Feeling overwhelmed when emerging from a period of physical illness or depression is not uncommon. Oftentimes, people struggle with finding a place to begin in restoring order to their environment. As illustrated in the example above, remaining in a disorganized home or work environment can lead to procrastination and additional feelings of guilt and anxiety, thus potentially creating a negative cycle that can become very difficult to break: eating habits may suffer, work performance declines, and a daily schedule that was once filled with more fulfilling activities may be reduced to simply going to bed upon arriving home or watching television until falling asleep.

In these situations, starting small and organizing one area at a time may be most effective. Those who have recently experienced anxiety, depression, or illness my require more immediate results. Small victories up front may provide the momentum these individuals need to keep going and to dramatically transform their environment. The following suggestions may help virtually anyone who is struggling with getting started on a large organizing project, especially those who are recovering from emotional or physical stress or illness.

  • Organize according to your energy level. I am a firm believer in realistically creating a plan before beginning an organizing project and tailoring the steps within the plan to your mental and physical energy level at the time. It is okay (and even encouraged!) to set relatively challenging targets, but plan to take a break or reach a stopping point before you would typically expect to become completely exhausted.
  • Start small. If you lack the time, energy, and focus to organize your entire home or office within a day or over the course of a weekend, divide the project into manageable parts. Can you organize one room at a time? If not, try starting with a single closet, dresser, or “junk drawer.” ¬†Whether removing clutter from a bookshelf or donating old clothes from a closet, completing the first part of a large project often provides the inspiration to do more.
  • Don’t organize alone! Call a friend who will help you and keep you accountable, or call a professional organizer!

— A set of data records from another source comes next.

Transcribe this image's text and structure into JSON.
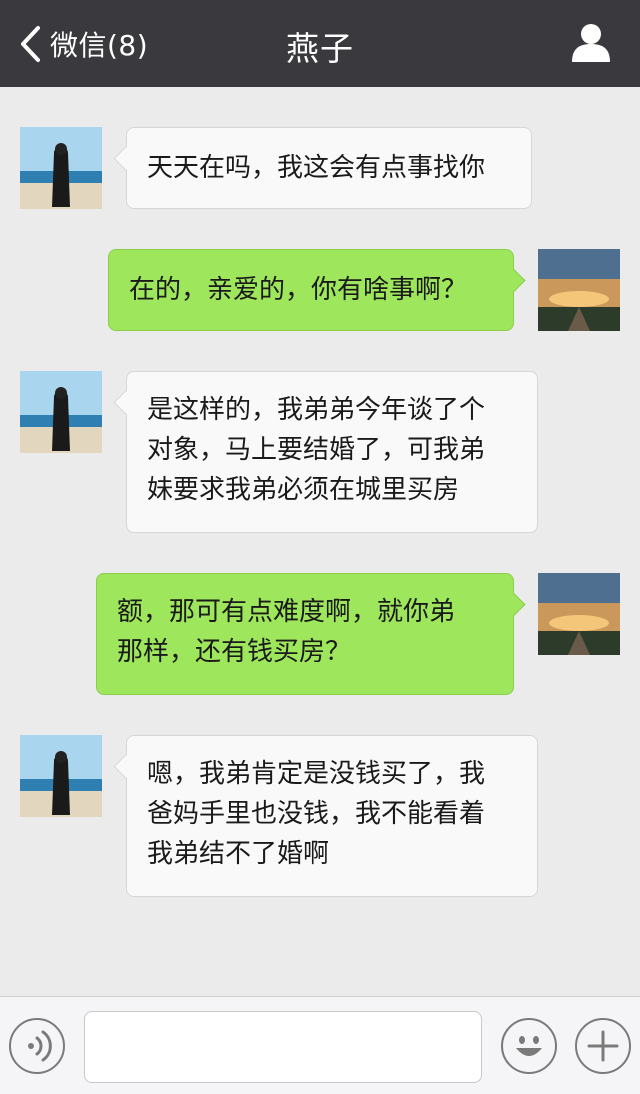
{
  "header": {
    "back_label": "微信(8)",
    "title": "燕子",
    "back_icon": "chevron-left-icon",
    "profile_icon": "person-icon"
  },
  "contact": {
    "name": "燕子"
  },
  "messages": [
    {
      "from": "contact",
      "text": "天天在吗，我这会有点事找你"
    },
    {
      "from": "me",
      "text": "在的，亲爱的，你有啥事啊？"
    },
    {
      "from": "contact",
      "lines": [
        "是这样的，我弟弟今年谈了个",
        "对象，马上要结婚了，可我弟",
        "妹要求我弟必须在城里买房"
      ]
    },
    {
      "from": "me",
      "lines": [
        "额，那可有点难度啊，就你弟",
        "那样，还有钱买房？"
      ]
    },
    {
      "from": "contact",
      "lines": [
        "嗯，我弟肯定是没钱买了，我",
        "爸妈手里也没钱，我不能看着",
        "我弟结不了婚啊"
      ]
    }
  ],
  "input_bar": {
    "input_value": "",
    "voice_icon": "voice-icon",
    "emoji_icon": "emoji-icon",
    "plus_icon": "plus-icon"
  },
  "colors": {
    "header_bg": "#3a3a3e",
    "chat_bg": "#ebebeb",
    "outgoing_bubble": "#9ee65b",
    "incoming_bubble": "#f9f9f9"
  }
}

An organizer can coach you along while offering the encouragement and, if necessary, healthy distraction from the more mundane or perhaps overwhelming parts of the process.

Contrary to what most people believe, there is no one-size-fits-all approach to getting organized. Therefore, the individual must consider his or her specific needs and goals when setting out to affect a lasting, positive change in his or her environment.


Choosing Achievement-Friendly Environments

This is a quick #ItsPersonal post.

An often overlooked step in goal-setting is creating surroundings that support the desired outcome. For most of us, the people with whom we spend time are the most critical part our “surroundings.” Therefore, many times, it’s not enough to simply set a goal and work at it in isolation. Losing weight may require joining a class or playing a sport in addition to working out alone. Making nutritional changes is much easier after taking a cooking class or attending healthy food-themed events. Learning a new skill is often more enjoyable when meeting with groups of people who share the same interest and are working toward a similar goal.

In addition to deliberately placing yourself in settings with like-minded people, it is also important to find others who know more than you and who are further along in their experience. Not only can a more accomplished person with similar interests tell you how they met their goals, but you can also examine their description of the road they’ve taken and decide whether it leads to where you’d like to be. #ItsPersonal

It’s very easy to become your surroundings. Therefore, achieving different results may require a change in scenery and a different cast of supporting characters. Moreover, we should always be mindful of our surrounding environment and the company we choose to keep. The human brain is constantly processing and responding to data from our surroundings–even when we don’t realize the outside influence.